2.      The skin and the platysma muscle are elevated to expose the cyst

3.      The cyst is then dissected away from the surrounding muscles and tissues up to the level of the hyoid bone.

4.      The thyroglossal duct track is followed down up to the thyroid gland and divided at the lower end from the thyroid.

5.      Above the cyst, a section of the center of the hyoid  measuring about 10-15mm is removed together with the cyst and tract.

6.      Above the hyoid bone up to the level of the back of the tongue, a core of tissue is then removed as needed to ensure no part of the duct is left behind.

7.      In exceptional cases, with the duct stretching all the way up to the tongue surface, the foramen cecum is removed.

8.      If the tract extended to the tongue base and needed to be removed the opening into the mouth would be closed. Then the tongue muscles are sutured, and the tissues at the cut ends of the hyoid bone drawn together with sutures.

9.      Very occasionally a small drain is left in the wound and the skin is closed over it using absorbable sutures.

Possible Complications

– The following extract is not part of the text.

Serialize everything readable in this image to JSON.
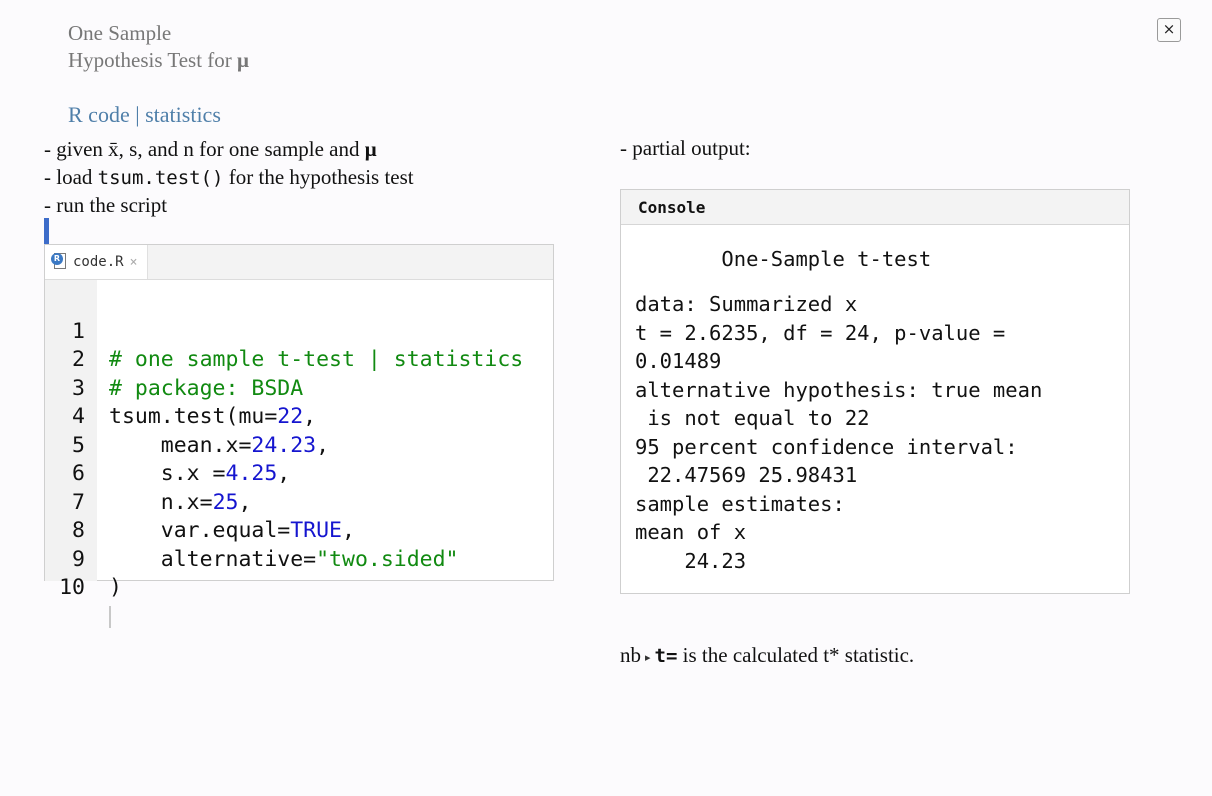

As with all surgical procedures, there are potential risks and complications associated with this procedure. Complications are very rare but may include nerve injury, airway injury, thyroglossal cyst recurrence and the development of a haematoma or abscess which may require further surgical intervention.  Other minor complications include superficial surgical site infections, small abscesses around the sutures, seromas and dehiscence of the wound. All these complications can be easily managed effectively.

The risk of developing complications is kept low by employing a meticulous surgical technique and by identifying key anatomical landmarks in order to reduce the risk of inadvertent injury to surrounding structures.


Reported recurrence rates following the Sistrunk procedure are low, between 0 and 8%.

Follow-up care

On discharge a mild anaelgesic will be prescribed.  You do not have to take it if you have no pain.  

Your wound will ether have a small, watertight dressing or be covered with special surgical glue to seal the wound.

You may shower or wash, and the wound may get wet.

We will schedule a follow-up appointment for 4-6 weeks after the procedure.

When to call the doctor

Please call our unit at 021 939 7790 if any of the following symptoms occur:

  • Fever (a temperature of 38 degrees or higher)
  • Any signs of infection, including redness, swelling or pain
  • Any drainage from the incision
  • Any pain that is not controlled with the prescribed pain medicine
  • A mass or lump in the center of the neck.